# [Task item]
Could the entries below be reproduced exactly, with the images removed?

[Items from a dataset]
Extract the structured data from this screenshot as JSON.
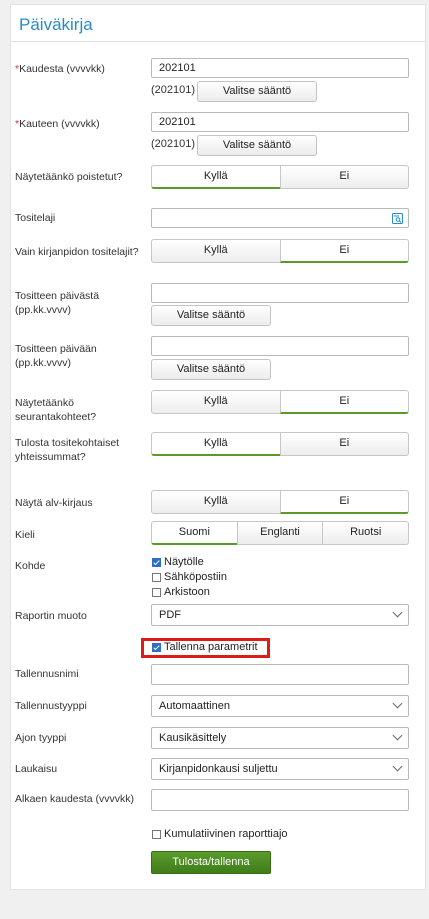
{
  "header": {
    "title": "Päiväkirja"
  },
  "fields": {
    "kaudesta": {
      "label": "Kaudesta (vvvvkk)",
      "value": "202101",
      "hint": "(202101)",
      "rule_button": "Valitse sääntö"
    },
    "kauteen": {
      "label": "Kauteen (vvvvkk)",
      "value": "202101",
      "hint": "(202101)",
      "rule_button": "Valitse sääntö"
    },
    "poistetut": {
      "label": "Näytetäänkö poistetut?",
      "yes": "Kyllä",
      "no": "Ei",
      "selected": "yes"
    },
    "tositelaji": {
      "label": "Tositelaji",
      "value": "",
      "icon": "search-list-icon"
    },
    "vain_kirjanpidon": {
      "label": "Vain kirjanpidon tositelajit?",
      "yes": "Kyllä",
      "no": "Ei",
      "selected": "no"
    },
    "paivasta": {
      "label": "Tositteen päivästä (pp.kk.vvvv)",
      "value": "",
      "rule_button": "Valitse sääntö"
    },
    "paivaan": {
      "label": "Tositteen päivään (pp.kk.vvvv)",
      "value": "",
      "rule_button": "Valitse sääntö"
    },
    "seurantakohteet": {
      "label": "Näytetäänkö seurantakohteet?",
      "yes": "Kyllä",
      "no": "Ei",
      "selected": "no"
    },
    "yhteissummat": {
      "label": "Tulosta tositekohtaiset yhteissummat?",
      "yes": "Kyllä",
      "no": "Ei",
      "selected": "yes"
    },
    "alv": {
      "label": "Näytä alv-kirjaus",
      "yes": "Kyllä",
      "no": "Ei",
      "selected": "no"
    },
    "kieli": {
      "label": "Kieli",
      "options": [
        "Suomi",
        "Englanti",
        "Ruotsi"
      ],
      "selected": "Suomi"
    },
    "kohde": {
      "label": "Kohde",
      "options": [
        {
          "label": "Näytölle",
          "checked": true
        },
        {
          "label": "Sähköpostiin",
          "checked": false
        },
        {
          "label": "Arkistoon",
          "checked": false
        }
      ]
    },
    "raportin_muoto": {
      "label": "Raportin muoto",
      "value": "PDF"
    },
    "tallenna_parametrit": {
      "label": "Tallenna parametrit",
      "checked": true
    },
    "tallennusnimi": {
      "label": "Tallennusnimi",
      "value": ""
    },
    "tallennustyyppi": {
      "label": "Tallennustyyppi",
      "value": "Automaattinen"
    },
    "ajon_tyyppi": {
      "label": "Ajon tyyppi",
      "value": "Kausikäsittely"
    },
    "laukaisu": {
      "label": "Laukaisu",
      "value": "Kirjanpidonkausi suljettu"
    },
    "alkaen_kaudesta": {
      "label": "Alkaen kaudesta (vvvvkk)",
      "value": ""
    },
    "kumulatiivinen": {
      "label": "Kumulatiivinen raporttiajo",
      "checked": false
    }
  },
  "actions": {
    "submit": "Tulosta/tallenna"
  },
  "colors": {
    "accent": "#2a8bc7",
    "primary_button": "#4a8c22",
    "selected_underline": "#5a9a2a",
    "highlight": "#e01a1a",
    "required": "#d33"
  }
}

# [Written answer]
Extract the structured data from this screenshot as JSON.
{
  "header": {
    "title": "Päiväkirja"
  },
  "fields": {
    "kaudesta": {
      "label": "Kaudesta (vvvvkk)",
      "value": "202101",
      "hint": "(202101)",
      "rule_button": "Valitse sääntö"
    },
    "kauteen": {
      "label": "Kauteen (vvvvkk)",
      "value": "202101",
      "hint": "(202101)",
      "rule_button": "Valitse sääntö"
    },
    "poistetut": {
      "label": "Näytetäänkö poistetut?",
      "yes": "Kyllä",
      "no": "Ei",
      "selected": "yes"
    },
    "tositelaji": {
      "label": "Tositelaji",
      "value": "",
      "icon": "search-list-icon"
    },
    "vain_kirjanpidon": {
      "label": "Vain kirjanpidon tositelajit?",
      "yes": "Kyllä",
      "no": "Ei",
      "selected": "no"
    },
    "paivasta": {
      "label": "Tositteen päivästä (pp.kk.vvvv)",
      "value": "",
      "rule_button": "Valitse sääntö"
    },
    "paivaan": {
      "label": "Tositteen päivään (pp.kk.vvvv)",
      "value": "",
      "rule_button": "Valitse sääntö"
    },
    "seurantakohteet": {
      "label": "Näytetäänkö seurantakohteet?",
      "yes": "Kyllä",
      "no": "Ei",
      "selected": "no"
    },
    "yhteissummat": {
      "label": "Tulosta tositekohtaiset yhteissummat?",
      "yes": "Kyllä",
      "no": "Ei",
      "selected": "yes"
    },
    "alv": {
      "label": "Näytä alv-kirjaus",
      "yes": "Kyllä",
      "no": "Ei",
      "selected": "no"
    },
    "kieli": {
      "label": "Kieli",
      "options": [
        "Suomi",
        "Englanti",
        "Ruotsi"
      ],
      "selected": "Suomi"
    },
    "kohde": {
      "label": "Kohde",
      "options": [
        {
          "label": "Näytölle",
          "checked": true
        },
        {
          "label": "Sähköpostiin",
          "checked": false
        },
        {
          "label": "Arkistoon",
          "checked": false
        }
      ]
    },
    "raportin_muoto": {
      "label": "Raportin muoto",
      "value": "PDF"
    },
    "tallenna_parametrit": {
      "label": "Tallenna parametrit",
      "checked": true
    },
    "tallennusnimi": {
      "label": "Tallennusnimi",
      "value": ""
    },
    "tallennustyyppi": {
      "label": "Tallennustyyppi",
      "value": "Automaattinen"
    },
    "ajon_tyyppi": {
      "label": "Ajon tyyppi",
      "value": "Kausikäsittely"
    },
    "laukaisu": {
      "label": "Laukaisu",
      "value": "Kirjanpidonkausi suljettu"
    },
    "alkaen_kaudesta": {
      "label": "Alkaen kaudesta (vvvvkk)",
      "value": ""
    },
    "kumulatiivinen": {
      "label": "Kumulatiivinen raporttiajo",
      "checked": false
    }
  },
  "actions": {
    "submit": "Tulosta/tallenna"
  },
  "colors": {
    "accent": "#2a8bc7",
    "primary_button": "#4a8c22",
    "selected_underline": "#5a9a2a",
    "highlight": "#e01a1a",
    "required": "#d33"
  }
}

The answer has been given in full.